History of the Atom Lesson for Kids

An error occurred trying to load this video.

Try refreshing the page, or contact customer support.

Coming up next: Electrons Lesson for Kids

You're on a roll. Keep up the good work!

Take Quiz Watch Next Lesson
Your next lesson will play in 10 seconds
  • 0:04 How Everything Started
  • 0:35 What Is Matter?
  • 1:18 Behavior of Atoms
  • 1:46 The Center
  • 2:20 Atomic Energy in the Cloud
  • 2:49 Lesson Summary
Save Save Save

Want to watch this again later?

Log in or sign up to add this lesson to a Custom Course.

Log in or Sign up

Speed Speed
Lesson Transcript
Instructor: Patrick Zedrow

Patrick has taught intermediate science, language arts, and technology. He has a master's degree in educational technology.

This lesson focuses on how ideas about atoms - the smallest particle you can even imagine - have changed based on new evidence scientists have discovered. Let's learn more about the history of atoms.

How Everything Started

Have you ever wondered what everything around us is made of? Democritus did. He was a Greek philosopher who lived from 460 to 370 BCE. He wondered how small he could cut an object until he couldn't cut it any more.
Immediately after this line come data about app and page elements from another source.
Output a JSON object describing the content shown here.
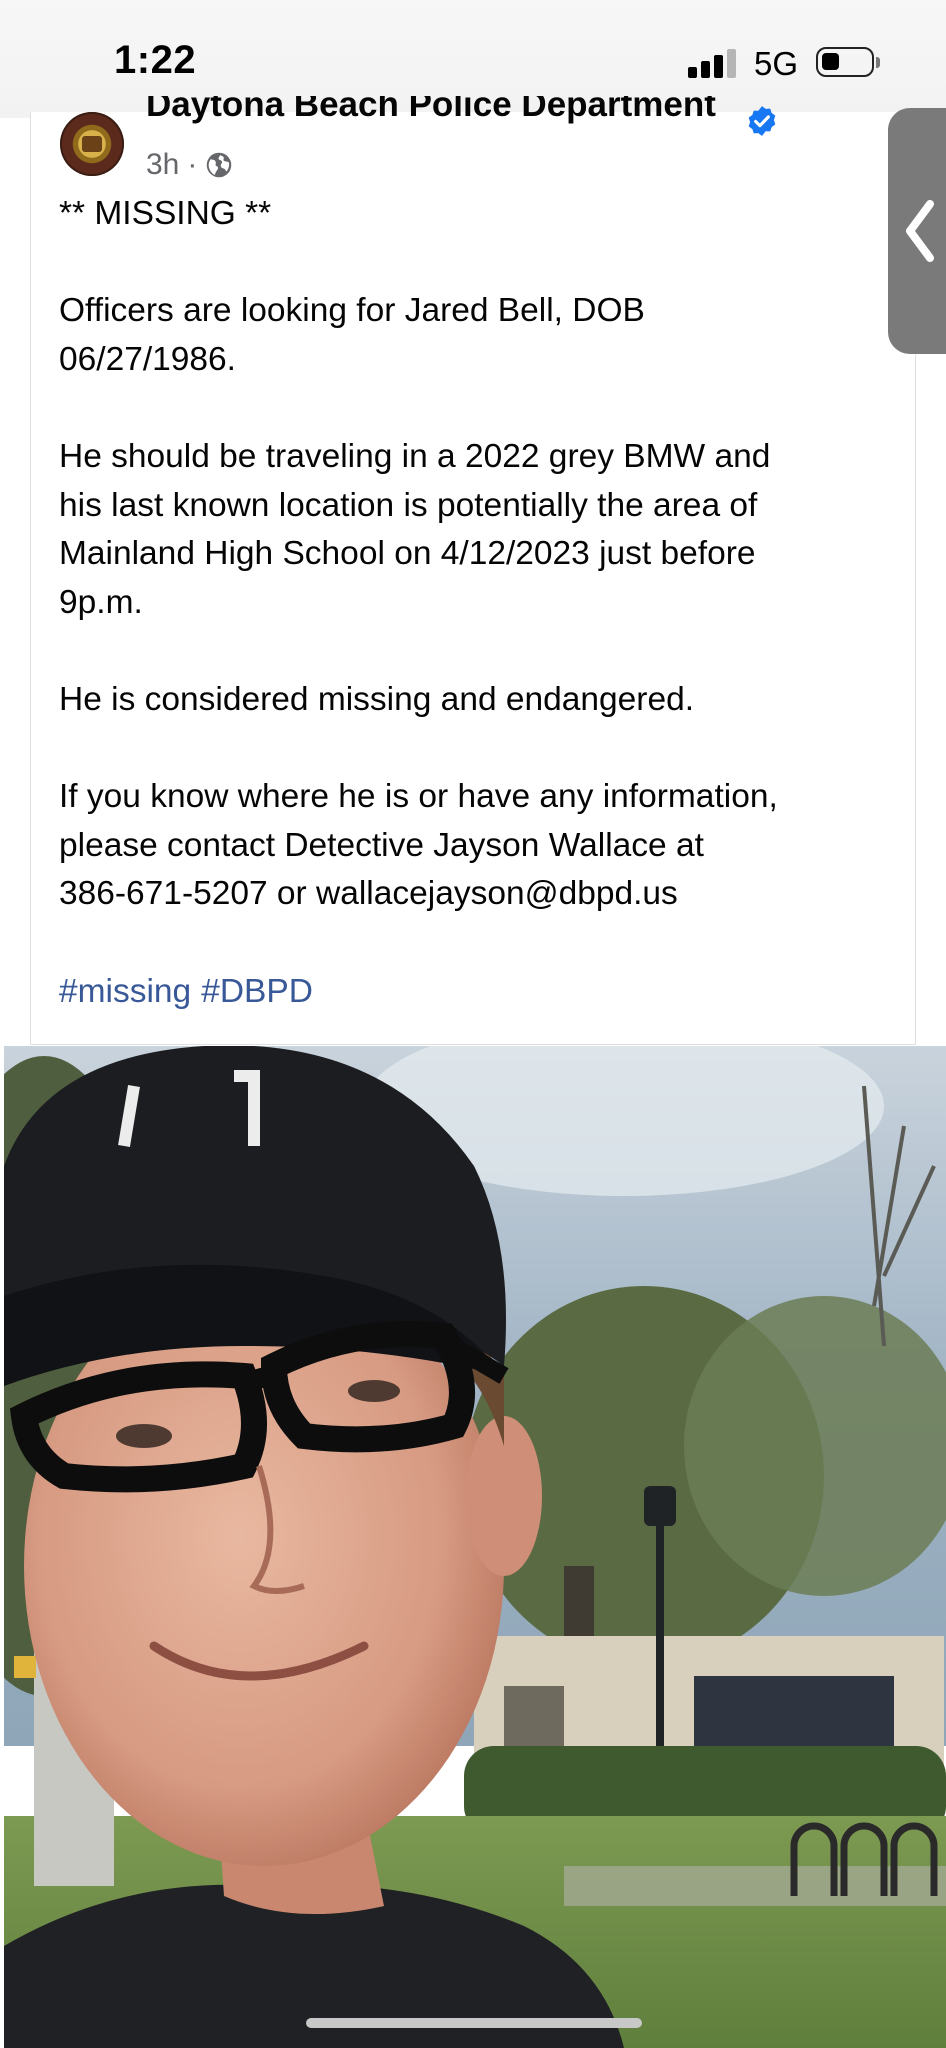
{
  "status_bar": {
    "time": "1:22",
    "network": "5G",
    "signal_bars": 3,
    "battery_level": 0.35
  },
  "post": {
    "page_name": "Daytona Beach Police Department",
    "verified": true,
    "timestamp": "3h",
    "audience_icon": "globe-icon",
    "paragraphs": [
      [
        "** MISSING **"
      ],
      [
        "Officers are looking for Jared Bell, DOB",
        "06/27/1986."
      ],
      [
        "He should be traveling in a 2022 grey BMW and",
        "his last known location is potentially the area of",
        "Mainland High School on 4/12/2023 just before",
        "9p.m."
      ],
      [
        "He is considered missing and endangered."
      ],
      [
        "If you know where he is or have any information,",
        "please contact Detective Jayson Wallace at",
        "386-671-5207 or wallacejayson@dbpd.us"
      ]
    ],
    "hashtags": [
      "#missing",
      "#DBPD"
    ]
  },
  "colors": {
    "link": "#385898",
    "verified": "#1877f2",
    "meta_text": "#65676b",
    "side_tab": "#7a7a7a"
  },
  "side_tab_icon": "chevron-left-icon"
}
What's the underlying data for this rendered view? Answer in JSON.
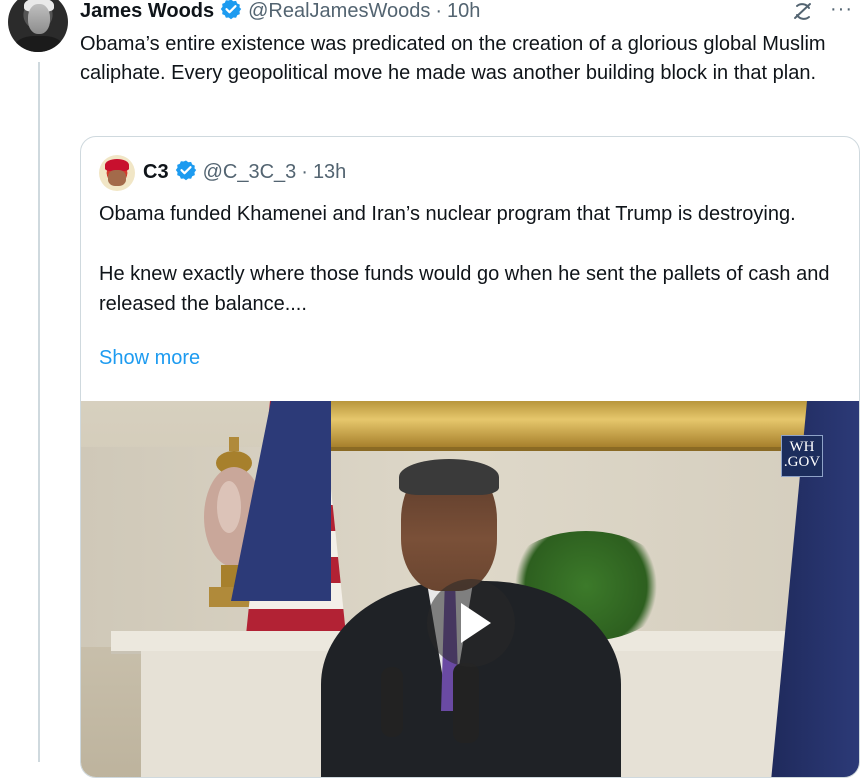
{
  "tweet": {
    "author_name": "James Woods",
    "handle": "@RealJamesWoods",
    "separator": "·",
    "time": "10h",
    "text": "Obama’s entire existence was predicated on the creation of a glorious global Muslim caliphate. Every geopolitical move he made was another building block in that plan.",
    "more_label": "···"
  },
  "quote": {
    "author_name": "C3",
    "handle": "@C_3C_3",
    "separator": "·",
    "time": "13h",
    "paragraph1": "Obama funded Khamenei and Iran’s nuclear program that Trump is destroying.",
    "paragraph2": "He knew exactly where those funds would go when he sent the pallets of cash and released the balance....",
    "show_more": "Show more",
    "media_badge_line1": "WH",
    "media_badge_line2": ".GOV"
  },
  "colors": {
    "verified": "#1d9bf0",
    "link": "#1d9bf0",
    "secondary_text": "#536471"
  }
}
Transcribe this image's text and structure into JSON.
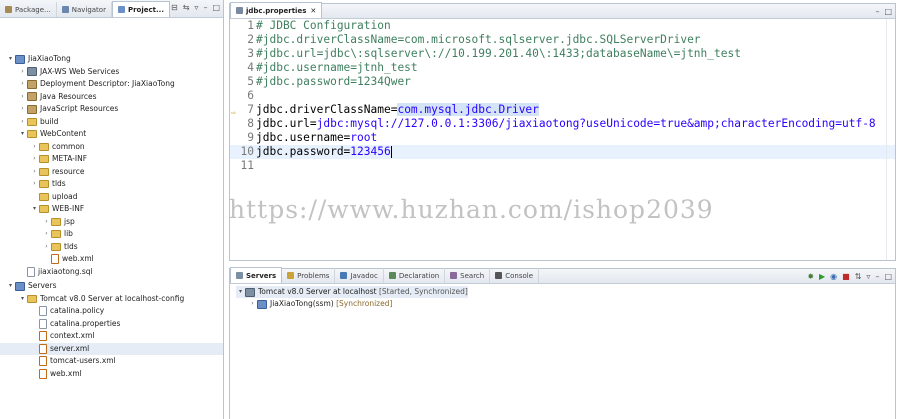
{
  "explorer": {
    "tabs": [
      "Package...",
      "Navigator",
      "Project..."
    ],
    "tree": [
      {
        "label": "JiaXiaoTong",
        "level": 0,
        "expanded": true,
        "icon": "project"
      },
      {
        "label": "JAX-WS Web Services",
        "level": 1,
        "expanded": false,
        "icon": "webservice"
      },
      {
        "label": "Deployment Descriptor: JiaXiaoTong",
        "level": 1,
        "expanded": false,
        "icon": "descriptor"
      },
      {
        "label": "Java Resources",
        "level": 1,
        "expanded": false,
        "icon": "java"
      },
      {
        "label": "JavaScript Resources",
        "level": 1,
        "expanded": false,
        "icon": "javascript"
      },
      {
        "label": "build",
        "level": 1,
        "expanded": false,
        "icon": "folder"
      },
      {
        "label": "WebContent",
        "level": 1,
        "expanded": true,
        "icon": "folder"
      },
      {
        "label": "common",
        "level": 2,
        "expanded": false,
        "icon": "folder"
      },
      {
        "label": "META-INF",
        "level": 2,
        "expanded": false,
        "icon": "folder"
      },
      {
        "label": "resource",
        "level": 2,
        "expanded": false,
        "icon": "folder"
      },
      {
        "label": "tlds",
        "level": 2,
        "expanded": false,
        "icon": "folder"
      },
      {
        "label": "upload",
        "level": 2,
        "expanded": null,
        "icon": "folder"
      },
      {
        "label": "WEB-INF",
        "level": 2,
        "expanded": true,
        "icon": "folder"
      },
      {
        "label": "jsp",
        "level": 3,
        "expanded": false,
        "icon": "folder"
      },
      {
        "label": "lib",
        "level": 3,
        "expanded": false,
        "icon": "folder"
      },
      {
        "label": "tlds",
        "level": 3,
        "expanded": false,
        "icon": "folder"
      },
      {
        "label": "web.xml",
        "level": 3,
        "expanded": null,
        "icon": "xml"
      },
      {
        "label": "jiaxiaotong.sql",
        "level": 1,
        "expanded": null,
        "icon": "file"
      },
      {
        "label": "Servers",
        "level": 0,
        "expanded": true,
        "icon": "project"
      },
      {
        "label": "Tomcat v8.0 Server at localhost-config",
        "level": 1,
        "expanded": true,
        "icon": "folder"
      },
      {
        "label": "catalina.policy",
        "level": 2,
        "expanded": null,
        "icon": "file"
      },
      {
        "label": "catalina.properties",
        "level": 2,
        "expanded": null,
        "icon": "file"
      },
      {
        "label": "context.xml",
        "level": 2,
        "expanded": null,
        "icon": "xml"
      },
      {
        "label": "server.xml",
        "level": 2,
        "expanded": null,
        "icon": "xml",
        "selected": true
      },
      {
        "label": "tomcat-users.xml",
        "level": 2,
        "expanded": null,
        "icon": "xml"
      },
      {
        "label": "web.xml",
        "level": 2,
        "expanded": null,
        "icon": "xml"
      }
    ]
  },
  "editor": {
    "tab": "jdbc.properties",
    "lines": [
      {
        "n": "1",
        "parts": [
          {
            "t": "# JDBC Configuration",
            "c": "cmt"
          }
        ]
      },
      {
        "n": "2",
        "parts": [
          {
            "t": "#jdbc.driverClassName=com.microsoft.sqlserver.jdbc.SQLServerDriver",
            "c": "cmt"
          }
        ]
      },
      {
        "n": "3",
        "parts": [
          {
            "t": "#jdbc.url=jdbc\\:sqlserver\\://10.199.201.40\\:1433;databaseName\\=jtnh_test",
            "c": "cmt"
          }
        ]
      },
      {
        "n": "4",
        "parts": [
          {
            "t": "#jdbc.username=jtnh_test",
            "c": "cmt"
          }
        ]
      },
      {
        "n": "5",
        "parts": [
          {
            "t": "#jdbc.password=1234Qwer",
            "c": "cmt"
          }
        ]
      },
      {
        "n": "6",
        "parts": []
      },
      {
        "n": "7",
        "marker": true,
        "parts": [
          {
            "t": "jdbc.driverClassName=",
            "c": "key"
          },
          {
            "t": "com.mysql.jdbc.Driver",
            "c": "val hl"
          }
        ]
      },
      {
        "n": "8",
        "parts": [
          {
            "t": "jdbc.url=",
            "c": "key"
          },
          {
            "t": "jdbc:mysql://127.0.0.1:3306/jiaxiaotong?useUnicode=true&amp;characterEncoding=utf-8",
            "c": "val"
          }
        ]
      },
      {
        "n": "9",
        "parts": [
          {
            "t": "jdbc.username=",
            "c": "key"
          },
          {
            "t": "root",
            "c": "val"
          }
        ]
      },
      {
        "n": "10",
        "current": true,
        "parts": [
          {
            "t": "jdbc.password=",
            "c": "key"
          },
          {
            "t": "123456",
            "c": "val"
          }
        ]
      },
      {
        "n": "11",
        "parts": []
      }
    ],
    "watermark": "https://www.huzhan.com/ishop2039"
  },
  "servers_view": {
    "tabs": [
      "Servers",
      "Problems",
      "Javadoc",
      "Declaration",
      "Search",
      "Console"
    ],
    "server": {
      "name": "Tomcat v8.0 Server at localhost",
      "status": "[Started, Synchronized]"
    },
    "module": {
      "name": "JiaXiaoTong(ssm)",
      "status": "[Synchronized]"
    }
  }
}
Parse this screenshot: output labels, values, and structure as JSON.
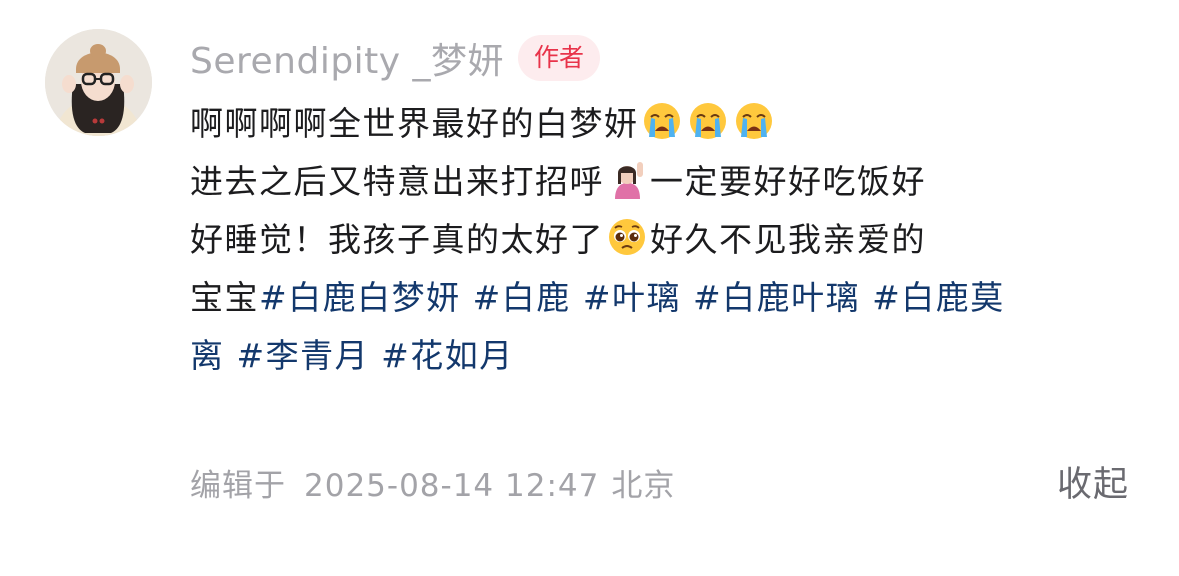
{
  "comment": {
    "username": "Serendipity _梦妍",
    "author_badge": "作者",
    "lines": [
      {
        "segments": [
          {
            "type": "text",
            "text": "啊啊啊啊全世界最好的白梦妍"
          },
          {
            "type": "emoji",
            "name": "loudly-crying-face-emoji"
          },
          {
            "type": "emoji",
            "name": "loudly-crying-face-emoji"
          },
          {
            "type": "emoji",
            "name": "loudly-crying-face-emoji"
          }
        ]
      },
      {
        "segments": [
          {
            "type": "text",
            "text": "进去之后又特意出来打招呼"
          },
          {
            "type": "emoji",
            "name": "person-raising-hand-emoji"
          },
          {
            "type": "text",
            "text": "一定要好好吃饭好"
          }
        ]
      },
      {
        "segments": [
          {
            "type": "text",
            "text": "好睡觉！我孩子真的太好了"
          },
          {
            "type": "emoji",
            "name": "pleading-face-emoji"
          },
          {
            "type": "text",
            "text": "好久不见我亲爱的"
          }
        ]
      },
      {
        "segments": [
          {
            "type": "text",
            "text": "宝宝"
          },
          {
            "type": "hashtag",
            "text": "#白鹿白梦妍"
          },
          {
            "type": "text",
            "text": " "
          },
          {
            "type": "hashtag",
            "text": "#白鹿"
          },
          {
            "type": "text",
            "text": " "
          },
          {
            "type": "hashtag",
            "text": "#叶璃"
          },
          {
            "type": "text",
            "text": " "
          },
          {
            "type": "hashtag",
            "text": "#白鹿叶璃"
          },
          {
            "type": "text",
            "text": " "
          },
          {
            "type": "hashtag",
            "text": "#白鹿莫"
          }
        ]
      },
      {
        "segments": [
          {
            "type": "hashtag",
            "text": "离"
          },
          {
            "type": "text",
            "text": " "
          },
          {
            "type": "hashtag",
            "text": "#李青月"
          },
          {
            "type": "text",
            "text": " "
          },
          {
            "type": "hashtag",
            "text": "#花如月"
          }
        ]
      }
    ],
    "edited_label": "编辑于",
    "edited_time": "2025-08-14 12:47",
    "location": "北京",
    "collapse_label": "收起"
  },
  "colors": {
    "username": "#a9a9ae",
    "badge_bg": "#fdecee",
    "badge_text": "#e8334a",
    "hashtag": "#13386c",
    "body_text": "#1c1c1e",
    "meta_text": "#a3a3a8",
    "collapse_text": "#6a6a70"
  }
}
When he finally cut an object to such a tiny piece, he named it atomos, which means ''that which cannot be broken into smaller pieces.'' Democritus also thought that these little particles are always moving, some faster than others. He knew there was still so much more to understand about the objects we see every day.

What Is Matter?

Over two thousand years later, in the 1700s, scientists discovered that everything around us is made of matter. Matter is the 'stuff' that makes up the objects that we see every day, and it can appear in several different forms (solid, liquid, gas).

All matter is made of atoms. Atoms are the smallest, most unbreakable, most basic building blocks of matter. At first, scientists stated that atoms that make up the same object are exactly like each other, like identical twins. However, atoms can also be combined with other types of atoms to make a new solid, liquid, or gas. For example, when you see fizzing, burning, color changing, or a new smell, that is simply atoms rearranging each other to form a new substance.

Behavior of Atoms

In the late 1800s, it was still difficult to be certain about how atoms behave because advanced technology was still a long way away. Nevertheless, scientists conducted tests using electricity. They discovered that an electrical charge could be shifted into different directions simply by placing certain metals nearby. This proved that atoms are attracted to some materials but resist others. This new discovery led to many new inventions and modern breakthroughs.

To unlock this lesson you must be a Member.
Create your account

Register to view this lesson

Are you a student or a teacher?

Unlock Your Education

See for yourself why 30 million people use

Become a member and start learning now.
Become a Member  Back
What teachers are saying about
Try it risk-free for 30 days

Earning College Credit

Did you know… We have over 200 college courses that prepare you to earn credit by exam that is accepted by over 1,500 colleges and universities. You can test out of the first two years of college and save thousands off your degree. Anyone can earn credit-by-exam regardless of age or education level.

To learn more, visit our Earning Credit Page

Transferring credit to the school of your choice

Not sure what college you want to attend yet? has thousands of articles about every imaginable degree, area of study and career path that can help you find the school that's right for you.

Create an account to start this course today
Try it risk-free for 30 days!
Create an account